pulse pressure difference between systolic and diastolic pressure; important measure of stress exerted on arteries
mean arterial pressure (MAP): average blood pressure that most influences risk level for edema, aneurysm, etc.
diastolic pressure minimum arterial BP taken during ventricular relaxation (diastole) between heart beats
systolic pressure peak arterial BP taken during ventricular contraction (ventricular systole)
hypertension high blood pressure; resting BP > 140/90. consequences= can weaken small arteries and cause aneurysms
hypotension chronic low resting BP; caused by blood loss, dehydration, anemia
3 factors influencing blood pressure cardiac output, peripheral resistance, blood volume
factors of peripheral output blood viscosity (albumin, RBC count, dehydration), vessel length & vessel radius (friction w/ blood vessel walls) longer vessels= more friction, smaller radius= more friction
vasomotion powerful way of altering blood pressure & flow; 1. local control 2. neural control 3.hormonal control
local control (3 factors) autoregulation, vasoactive chemicals, angiogenesis
autoregulation =ability of tissue to adjust its own blood supply via vasomotion or angiogenesis; “metabolic theory of autoregulation” describes that the accumulation of WASTES stimulates VASODILATION; ↓wastes → vasoconstriction
vasoactive chemicals substances SECRETED by platelets, endothelial cells, and perivascular tissue stimulate VASOMOTION
angiogenesis= growth of new blood vessels

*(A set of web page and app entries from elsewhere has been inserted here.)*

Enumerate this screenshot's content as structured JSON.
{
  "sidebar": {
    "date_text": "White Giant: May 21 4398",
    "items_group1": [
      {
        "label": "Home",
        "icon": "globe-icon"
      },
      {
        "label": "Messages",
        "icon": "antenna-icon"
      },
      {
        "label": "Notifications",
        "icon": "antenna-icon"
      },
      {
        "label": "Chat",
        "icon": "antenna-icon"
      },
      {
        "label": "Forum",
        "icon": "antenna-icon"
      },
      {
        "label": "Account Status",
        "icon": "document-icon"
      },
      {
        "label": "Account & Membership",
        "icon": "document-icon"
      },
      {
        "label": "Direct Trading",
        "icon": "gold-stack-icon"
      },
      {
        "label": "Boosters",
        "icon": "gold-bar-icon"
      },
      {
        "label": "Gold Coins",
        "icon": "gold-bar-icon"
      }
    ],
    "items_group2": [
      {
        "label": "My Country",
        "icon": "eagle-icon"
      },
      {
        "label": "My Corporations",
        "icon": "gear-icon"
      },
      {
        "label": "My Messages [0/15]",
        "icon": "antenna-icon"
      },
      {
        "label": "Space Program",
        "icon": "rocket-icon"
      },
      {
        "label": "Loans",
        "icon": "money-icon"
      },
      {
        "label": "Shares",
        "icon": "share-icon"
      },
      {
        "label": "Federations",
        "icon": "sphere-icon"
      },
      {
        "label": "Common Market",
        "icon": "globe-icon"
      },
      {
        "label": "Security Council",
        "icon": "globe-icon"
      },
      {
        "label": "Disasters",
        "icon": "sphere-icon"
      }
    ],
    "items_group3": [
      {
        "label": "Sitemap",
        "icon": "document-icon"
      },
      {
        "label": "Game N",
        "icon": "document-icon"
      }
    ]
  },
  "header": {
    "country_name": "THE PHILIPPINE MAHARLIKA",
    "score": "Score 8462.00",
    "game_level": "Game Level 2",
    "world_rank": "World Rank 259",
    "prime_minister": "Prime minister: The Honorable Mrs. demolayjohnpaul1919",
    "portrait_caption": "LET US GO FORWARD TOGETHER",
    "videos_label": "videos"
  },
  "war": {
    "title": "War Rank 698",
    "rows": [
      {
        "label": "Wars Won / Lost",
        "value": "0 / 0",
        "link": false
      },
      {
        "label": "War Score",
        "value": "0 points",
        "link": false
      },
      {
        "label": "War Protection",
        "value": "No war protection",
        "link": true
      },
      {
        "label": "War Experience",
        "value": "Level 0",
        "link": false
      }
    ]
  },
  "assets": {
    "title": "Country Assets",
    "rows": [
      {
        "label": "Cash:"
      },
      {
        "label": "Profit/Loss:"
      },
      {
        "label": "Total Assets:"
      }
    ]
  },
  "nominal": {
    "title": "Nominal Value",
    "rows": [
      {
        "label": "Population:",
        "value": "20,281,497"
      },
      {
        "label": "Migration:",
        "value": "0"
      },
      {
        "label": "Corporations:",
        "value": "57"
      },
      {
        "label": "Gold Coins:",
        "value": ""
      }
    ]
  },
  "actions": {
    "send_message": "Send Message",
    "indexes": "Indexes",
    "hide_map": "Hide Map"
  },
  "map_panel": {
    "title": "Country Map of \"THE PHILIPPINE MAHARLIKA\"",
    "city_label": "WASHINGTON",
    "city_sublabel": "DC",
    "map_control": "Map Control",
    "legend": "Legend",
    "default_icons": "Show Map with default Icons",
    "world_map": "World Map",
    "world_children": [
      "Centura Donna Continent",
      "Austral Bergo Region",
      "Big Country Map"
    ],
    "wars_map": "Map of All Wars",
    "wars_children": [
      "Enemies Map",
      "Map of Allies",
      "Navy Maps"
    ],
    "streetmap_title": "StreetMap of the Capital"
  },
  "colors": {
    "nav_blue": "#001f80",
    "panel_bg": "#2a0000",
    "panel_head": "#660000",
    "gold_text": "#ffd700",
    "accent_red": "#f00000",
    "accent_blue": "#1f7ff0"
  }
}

neural control of blood flow Medullary ischemic reflex, chemoreceptors, baroreceptors
medullary ischemic reflex Medulla monitors its own O2 levels; When low, peripheral VASOCONSTRICTION and heart rate are INCREASED
chemoreceptors for blood pH, CO2; Coordinated effects with respiratory system ↑CO2 (hypercapnia)/↓pH (acidosis) stimulate vasoconstriction except in lungs
baroreceptors provide info on blood pressure; DECREASE blood pressure= VASOCONSTRICTION; INCREASE= VASODILATION
vasoactive hormones ANGIOTENSIN II= kidneys detect low BP; NE, E: baroreceptors (carotid sinus) respond to changes in BP via VESSEL RADIUS
hormones regulating water balance ANP: heart detects high pressure/volume; Aldosterone: adrenal cortex detects ↓Na +; ADH: hypothalamus detects ↑Na+; RESPOND VIA BLOOD VOLUME CHANGE
what moves across capillaries? water nutrients (O2, glucose, amino acids, lipids), wastes (CO2, creatin, urea, ammonia), ions/minerals, antibodies, hormones
fluid filtered out of ________ and reabsorbed at ___________ filtered out of ARTERIAL end of capillary & reabsorbed @ VENOUS end
net filtration pressure= NET HYDROSTATIC PRESSURE (drives fluid out of capillary) + NET OSMOTIC PRESSURE (drives fluid into capillary)
capillaries reabsorb _______% of fluid they filter 85%
remaining 15% reabsorbed by.... LYMPHATIC SYSTEM and returned to the blood
edema occurs when fluid filters into a tissue faster than it is absorbed; causes=increased capillary filtration, reduced capillary reabsorption, obstructed lymphatic drainage
circulatory shock 1. cardiogenic 2. Low Venous Return (LVR) Shock
low venous return shock Hypovolemic Low volume Obstructed venous return, Tumors, clots, etc., Venous pooling, Failure of blood to leave limbs
excess of CO2 in blood= hypercapnia
Created by: kpan